Women’s rights activists call for coercive control and stalking legislation

Issues of domestic violence, gender pay gap, reproductive rights raised at Belfast rally

On International Women's Day protesters block rush hour traffic on O'Connell Bridge to highlight violence against women.

 

Women’s rights activists in Belfast are calling for the British government to introduce legislation around coercive control and stalking.

At the International Women’s Day rally and march on Saturday issues of concern raised by women included domestic violence, the gender pay gap, welfare reform, reproductive rights, same sex marriage equality and addressing the needs of migrant and disabled women.

A number of demonstrators at The Time is Now – Women Rise Up themed event also said their thoughts were with the family of the late Giselle Marimon-Herrera (37) from Columbia and her 15-year-old daughter Allison who were strangled to death at their home in Newry earlier this week.

Results of a post mortem have concluded that a 38-year-old man, who the PSNI believe was Giselle’s partner and who also lived at the address, died by hanging.

Police are not looking for anyone else in connection with the woman and girls’ murders.

On Saturday Women’s Aid chief executive Kelly Andrews told The Irish Times: “It is unacceptable that in this day and age that women are being murdered in their own homes.

“Intimate partner violence is real, it’s prevalent, women have been suffering it for centuries. No more. We are calling for an end to this and need to have appropriate legislation in Northern Ireland.

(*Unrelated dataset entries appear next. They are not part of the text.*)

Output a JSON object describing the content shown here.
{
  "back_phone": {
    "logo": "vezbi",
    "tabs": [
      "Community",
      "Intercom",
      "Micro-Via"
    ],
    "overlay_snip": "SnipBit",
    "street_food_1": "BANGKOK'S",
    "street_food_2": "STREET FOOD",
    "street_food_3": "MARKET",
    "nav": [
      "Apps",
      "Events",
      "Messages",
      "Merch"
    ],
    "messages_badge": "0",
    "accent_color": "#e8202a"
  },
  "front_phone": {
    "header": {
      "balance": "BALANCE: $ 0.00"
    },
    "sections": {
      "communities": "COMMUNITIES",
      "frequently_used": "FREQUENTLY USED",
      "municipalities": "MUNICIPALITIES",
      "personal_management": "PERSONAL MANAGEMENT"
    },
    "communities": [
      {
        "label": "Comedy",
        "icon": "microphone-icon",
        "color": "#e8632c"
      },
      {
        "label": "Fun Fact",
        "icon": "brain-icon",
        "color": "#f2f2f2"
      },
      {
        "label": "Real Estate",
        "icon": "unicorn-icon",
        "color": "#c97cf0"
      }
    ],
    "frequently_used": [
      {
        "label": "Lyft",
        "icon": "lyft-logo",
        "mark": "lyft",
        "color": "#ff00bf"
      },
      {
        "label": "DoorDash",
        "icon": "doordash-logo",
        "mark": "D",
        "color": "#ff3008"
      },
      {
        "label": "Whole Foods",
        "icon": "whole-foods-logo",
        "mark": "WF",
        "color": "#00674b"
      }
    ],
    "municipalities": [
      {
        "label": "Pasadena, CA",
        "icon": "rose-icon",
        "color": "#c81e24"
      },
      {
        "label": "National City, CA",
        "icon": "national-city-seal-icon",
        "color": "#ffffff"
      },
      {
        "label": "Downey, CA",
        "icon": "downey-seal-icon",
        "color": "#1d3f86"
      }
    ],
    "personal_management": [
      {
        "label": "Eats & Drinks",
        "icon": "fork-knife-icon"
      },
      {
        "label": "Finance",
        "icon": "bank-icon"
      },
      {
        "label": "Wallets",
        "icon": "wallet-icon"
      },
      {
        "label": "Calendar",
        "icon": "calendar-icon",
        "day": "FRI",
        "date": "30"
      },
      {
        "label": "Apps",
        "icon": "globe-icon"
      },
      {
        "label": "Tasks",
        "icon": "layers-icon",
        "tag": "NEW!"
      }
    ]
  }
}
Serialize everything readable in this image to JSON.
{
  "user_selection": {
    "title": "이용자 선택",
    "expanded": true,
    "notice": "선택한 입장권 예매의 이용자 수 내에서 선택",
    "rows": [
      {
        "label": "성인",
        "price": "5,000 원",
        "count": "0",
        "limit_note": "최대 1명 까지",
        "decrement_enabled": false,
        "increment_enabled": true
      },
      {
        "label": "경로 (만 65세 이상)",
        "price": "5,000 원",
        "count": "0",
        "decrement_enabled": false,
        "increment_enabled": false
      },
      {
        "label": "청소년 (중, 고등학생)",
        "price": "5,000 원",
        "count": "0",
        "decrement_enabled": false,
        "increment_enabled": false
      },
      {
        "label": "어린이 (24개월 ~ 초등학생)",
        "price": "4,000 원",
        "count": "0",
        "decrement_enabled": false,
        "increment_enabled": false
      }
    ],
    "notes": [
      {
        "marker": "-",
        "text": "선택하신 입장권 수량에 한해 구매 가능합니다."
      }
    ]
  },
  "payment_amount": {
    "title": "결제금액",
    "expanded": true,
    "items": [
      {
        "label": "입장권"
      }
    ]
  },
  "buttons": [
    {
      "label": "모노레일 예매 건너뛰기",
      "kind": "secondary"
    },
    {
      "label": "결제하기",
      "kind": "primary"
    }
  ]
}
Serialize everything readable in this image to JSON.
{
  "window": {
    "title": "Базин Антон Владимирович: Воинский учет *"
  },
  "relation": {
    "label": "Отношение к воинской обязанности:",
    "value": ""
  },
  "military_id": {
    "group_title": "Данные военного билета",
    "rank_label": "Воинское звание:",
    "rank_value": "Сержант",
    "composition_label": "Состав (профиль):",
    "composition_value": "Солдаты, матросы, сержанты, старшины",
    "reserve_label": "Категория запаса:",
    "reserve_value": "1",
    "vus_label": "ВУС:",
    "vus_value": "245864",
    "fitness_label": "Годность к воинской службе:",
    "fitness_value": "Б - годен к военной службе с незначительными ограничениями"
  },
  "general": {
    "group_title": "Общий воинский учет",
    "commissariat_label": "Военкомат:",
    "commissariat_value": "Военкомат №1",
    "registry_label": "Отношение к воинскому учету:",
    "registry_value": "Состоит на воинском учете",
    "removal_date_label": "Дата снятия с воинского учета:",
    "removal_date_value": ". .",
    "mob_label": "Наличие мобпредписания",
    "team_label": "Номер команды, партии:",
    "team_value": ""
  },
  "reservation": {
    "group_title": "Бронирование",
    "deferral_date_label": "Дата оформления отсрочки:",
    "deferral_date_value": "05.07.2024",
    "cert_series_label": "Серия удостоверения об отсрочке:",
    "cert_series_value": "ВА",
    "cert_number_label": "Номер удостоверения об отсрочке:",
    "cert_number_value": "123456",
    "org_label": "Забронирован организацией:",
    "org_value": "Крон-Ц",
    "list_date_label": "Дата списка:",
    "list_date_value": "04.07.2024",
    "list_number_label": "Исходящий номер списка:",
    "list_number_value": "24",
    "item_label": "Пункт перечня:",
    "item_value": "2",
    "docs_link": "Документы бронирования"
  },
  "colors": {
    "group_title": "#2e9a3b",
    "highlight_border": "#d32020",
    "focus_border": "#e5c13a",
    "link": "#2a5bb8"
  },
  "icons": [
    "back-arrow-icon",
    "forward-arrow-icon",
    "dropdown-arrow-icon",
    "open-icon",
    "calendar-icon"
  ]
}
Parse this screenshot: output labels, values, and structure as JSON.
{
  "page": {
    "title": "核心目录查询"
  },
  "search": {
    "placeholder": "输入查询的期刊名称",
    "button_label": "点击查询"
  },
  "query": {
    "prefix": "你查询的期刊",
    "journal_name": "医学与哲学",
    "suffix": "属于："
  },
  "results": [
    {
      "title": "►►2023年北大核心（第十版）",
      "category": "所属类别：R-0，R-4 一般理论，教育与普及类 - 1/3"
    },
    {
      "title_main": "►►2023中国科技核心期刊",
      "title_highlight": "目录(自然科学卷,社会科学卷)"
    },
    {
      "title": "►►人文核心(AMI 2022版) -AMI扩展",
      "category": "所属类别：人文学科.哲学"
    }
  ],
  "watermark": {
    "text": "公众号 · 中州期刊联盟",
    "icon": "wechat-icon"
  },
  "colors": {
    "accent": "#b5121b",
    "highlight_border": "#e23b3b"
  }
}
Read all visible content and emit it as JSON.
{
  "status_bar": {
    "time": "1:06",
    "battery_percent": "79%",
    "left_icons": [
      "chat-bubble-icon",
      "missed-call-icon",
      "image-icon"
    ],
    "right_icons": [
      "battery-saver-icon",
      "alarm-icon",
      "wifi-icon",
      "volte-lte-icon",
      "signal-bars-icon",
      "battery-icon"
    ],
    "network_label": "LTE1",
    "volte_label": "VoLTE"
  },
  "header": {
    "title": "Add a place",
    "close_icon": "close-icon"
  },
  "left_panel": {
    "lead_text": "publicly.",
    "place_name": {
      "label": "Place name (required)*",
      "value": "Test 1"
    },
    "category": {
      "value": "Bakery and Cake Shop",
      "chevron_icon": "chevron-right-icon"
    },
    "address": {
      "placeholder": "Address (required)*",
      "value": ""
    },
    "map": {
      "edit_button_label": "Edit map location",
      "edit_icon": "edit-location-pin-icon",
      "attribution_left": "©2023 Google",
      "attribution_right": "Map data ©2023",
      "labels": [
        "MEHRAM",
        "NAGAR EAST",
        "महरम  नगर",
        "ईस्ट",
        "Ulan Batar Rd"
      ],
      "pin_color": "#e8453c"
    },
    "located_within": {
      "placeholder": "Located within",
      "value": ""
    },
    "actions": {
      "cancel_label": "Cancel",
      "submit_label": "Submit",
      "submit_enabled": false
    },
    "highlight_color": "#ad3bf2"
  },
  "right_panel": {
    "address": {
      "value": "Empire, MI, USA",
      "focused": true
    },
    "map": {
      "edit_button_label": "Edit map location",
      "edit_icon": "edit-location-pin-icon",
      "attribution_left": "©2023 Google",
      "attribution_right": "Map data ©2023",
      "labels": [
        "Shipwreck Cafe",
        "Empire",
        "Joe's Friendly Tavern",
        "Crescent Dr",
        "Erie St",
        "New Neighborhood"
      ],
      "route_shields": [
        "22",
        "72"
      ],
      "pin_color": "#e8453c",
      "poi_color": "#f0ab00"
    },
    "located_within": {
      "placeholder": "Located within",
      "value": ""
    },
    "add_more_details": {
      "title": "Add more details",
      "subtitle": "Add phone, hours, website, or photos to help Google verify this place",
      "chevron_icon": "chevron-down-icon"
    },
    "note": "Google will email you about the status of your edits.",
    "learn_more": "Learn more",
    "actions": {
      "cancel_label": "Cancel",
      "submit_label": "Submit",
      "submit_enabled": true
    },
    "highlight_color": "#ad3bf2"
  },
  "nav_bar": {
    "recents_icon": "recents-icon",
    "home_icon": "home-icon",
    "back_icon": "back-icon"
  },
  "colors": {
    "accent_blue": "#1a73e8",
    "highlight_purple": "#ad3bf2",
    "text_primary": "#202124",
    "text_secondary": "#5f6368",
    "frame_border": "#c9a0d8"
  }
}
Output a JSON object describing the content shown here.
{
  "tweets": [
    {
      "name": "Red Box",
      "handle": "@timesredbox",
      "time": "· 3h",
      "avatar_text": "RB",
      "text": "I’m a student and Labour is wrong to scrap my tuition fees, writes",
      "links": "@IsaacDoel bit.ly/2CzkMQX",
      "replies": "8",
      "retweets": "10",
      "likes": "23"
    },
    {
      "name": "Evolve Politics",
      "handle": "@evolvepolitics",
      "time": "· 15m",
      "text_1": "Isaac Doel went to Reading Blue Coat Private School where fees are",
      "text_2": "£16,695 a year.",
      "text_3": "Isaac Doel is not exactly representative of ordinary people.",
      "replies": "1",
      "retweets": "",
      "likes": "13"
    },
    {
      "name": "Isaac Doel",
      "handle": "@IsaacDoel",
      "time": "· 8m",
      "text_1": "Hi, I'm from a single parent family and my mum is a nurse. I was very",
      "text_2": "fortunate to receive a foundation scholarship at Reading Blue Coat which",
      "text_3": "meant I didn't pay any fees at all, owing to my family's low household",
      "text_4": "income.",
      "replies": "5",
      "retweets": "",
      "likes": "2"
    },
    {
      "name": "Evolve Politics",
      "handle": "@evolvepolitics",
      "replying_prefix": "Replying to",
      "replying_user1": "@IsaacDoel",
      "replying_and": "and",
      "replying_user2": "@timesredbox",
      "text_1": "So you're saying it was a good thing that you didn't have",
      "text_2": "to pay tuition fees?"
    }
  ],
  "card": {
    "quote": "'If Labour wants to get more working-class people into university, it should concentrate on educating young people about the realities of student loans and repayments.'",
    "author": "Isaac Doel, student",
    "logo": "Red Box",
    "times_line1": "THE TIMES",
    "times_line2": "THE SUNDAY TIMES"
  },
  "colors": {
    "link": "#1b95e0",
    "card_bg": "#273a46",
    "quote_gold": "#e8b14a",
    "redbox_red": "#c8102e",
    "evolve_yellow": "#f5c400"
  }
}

“The rest of the UK and Ireland has legislation on coercive control and stalking. Northern Ireland is the black hole because of a lack of a legislative Assembly .”

Prepared legislation

Ms Andrews said before the collapse of Stormont in January 2017 the justice department and committee had scrutinised legalisation that was “ready to go but there is no mechanism to bring it in”.

“We are calling on the Secretary of State Karen Bradley and the Westminster government to bring this urgent legislation into Northern Ireland immediately to help protect women,” she said.

Eileen Weir from the Shankill Women’s Centre said domestic violence impacts entire families.

“Often it is more than the woman who suffers,” she said.

“I dread to think how many children are in that situation.”

Louise Meek (21) from Belfast said International Women’s Day was a celebration of women but also to acknowledge that the “struggle goes on”.

Issues she would like addressed by government include “access to abortion, effective legislation to tackle domestic violence and extending cervical cancer and breast cancer screening to younger women” in an effort to save lives.

A spokeswoman for Doctors for Choice Ireland said a delegation was in attendance at the Belfast rally to “support the women of Northern Ireland”.

One of the demonstrators pictured at International Women’s Day rally in Belfast on Saturday, March 9th. Photograph: Amanda Ferguson
One of the demonstrators pictured at International Women’s Day rally in Belfast on Saturday, March 9th. Photograph: Amanda Ferguson

“Many women from the North supported the successful campaign repeal campaign so we are showing solidarity today,” she said.

“We want all women to be able to access safe, free, abortion healthcare.”

Esme Griffin (16) from Cork said it was important to attend the rally as “women’s rights are not acknowledged properly”.

“Lack of abortion rights, same sex marriage, the pay gap, mistreatment and street harassment have to be addressed,” she said.

Danielle Roberts (33) from Here NI, which supports lesbian and bisexual women and their families, said key issues included access to fertility treatment, marriage equality, adoption rights and social isolation.

“Migrant women also face extra barriers to accessing services, “she said.

Eileen Drumm from Enniskillen from Women Making Waves said women with disabilities had particular needs around “equality, access and inclusion for rural communities” she would like addressed by government.

Eideen Herron (27) from Derry said it was unacceptable that women from the North had to travel to Britain to access abortions.

She also called for schools to teach all young people about domestic violence.

“It is very scary how much violence there is in society,” she said.

“It worries me that this is not spoken about enough in day to day life.”